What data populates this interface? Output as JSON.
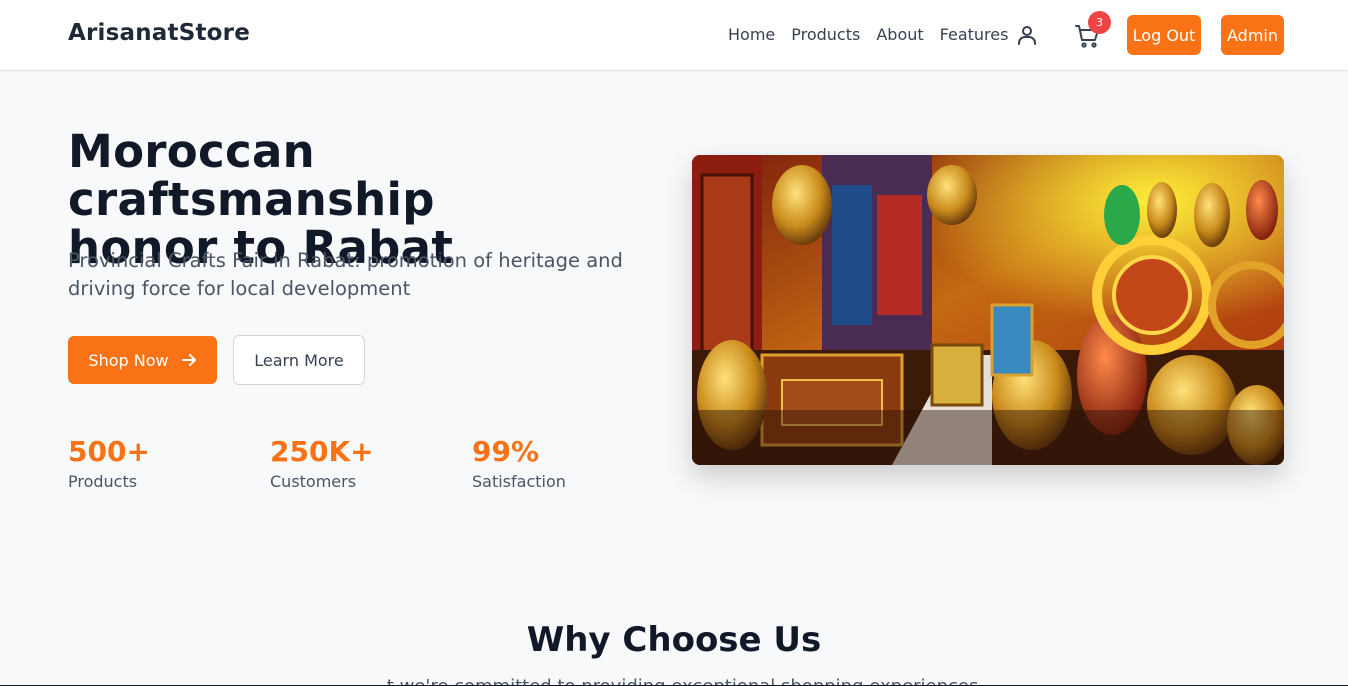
{
  "navbar": {
    "brand": "ArisanatStore",
    "links": [
      "Home",
      "Products",
      "About",
      "Features"
    ],
    "cart_count": "3",
    "logout_label": "Log Out",
    "admin_label": "Admin"
  },
  "hero": {
    "title_line1": "Moroccan craftsmanship",
    "title_line2": "honor to Rabat",
    "subtitle": "Provincial Crafts Fair in Rabat: promotion of heritage and driving force for local development",
    "shop_label": "Shop Now",
    "learn_label": "Learn More",
    "stats": [
      {
        "value": "500+",
        "label": "Products"
      },
      {
        "value": "250K+",
        "label": "Customers"
      },
      {
        "value": "99%",
        "label": "Satisfaction"
      }
    ]
  },
  "why": {
    "title": "Why Choose Us",
    "subtitle": "...t we're committed to providing exceptional shopping experiences"
  },
  "colors": {
    "accent": "#f97316",
    "badge": "#ef4444",
    "heading": "#111827",
    "body_text": "#4b5563",
    "background": "#f8f9fb"
  },
  "icons": [
    "user-icon",
    "cart-icon",
    "arrow-right-icon"
  ]
}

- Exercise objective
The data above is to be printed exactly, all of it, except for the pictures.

- Exercise output
What data populates this interface? Output as JSON.
{
  "navbar": {
    "brand": "ArisanatStore",
    "links": [
      "Home",
      "Products",
      "About",
      "Features"
    ],
    "cart_count": "3",
    "logout_label": "Log Out",
    "admin_label": "Admin"
  },
  "hero": {
    "title_line1": "Moroccan craftsmanship",
    "title_line2": "honor to Rabat",
    "subtitle": "Provincial Crafts Fair in Rabat: promotion of heritage and driving force for local development",
    "shop_label": "Shop Now",
    "learn_label": "Learn More",
    "stats": [
      {
        "value": "500+",
        "label": "Products"
      },
      {
        "value": "250K+",
        "label": "Customers"
      },
      {
        "value": "99%",
        "label": "Satisfaction"
      }
    ]
  },
  "why": {
    "title": "Why Choose Us",
    "subtitle": "...t we're committed to providing exceptional shopping experiences"
  },
  "colors": {
    "accent": "#f97316",
    "badge": "#ef4444",
    "heading": "#111827",
    "body_text": "#4b5563",
    "background": "#f8f9fb"
  },
  "icons": [
    "user-icon",
    "cart-icon",
    "arrow-right-icon"
  ]
}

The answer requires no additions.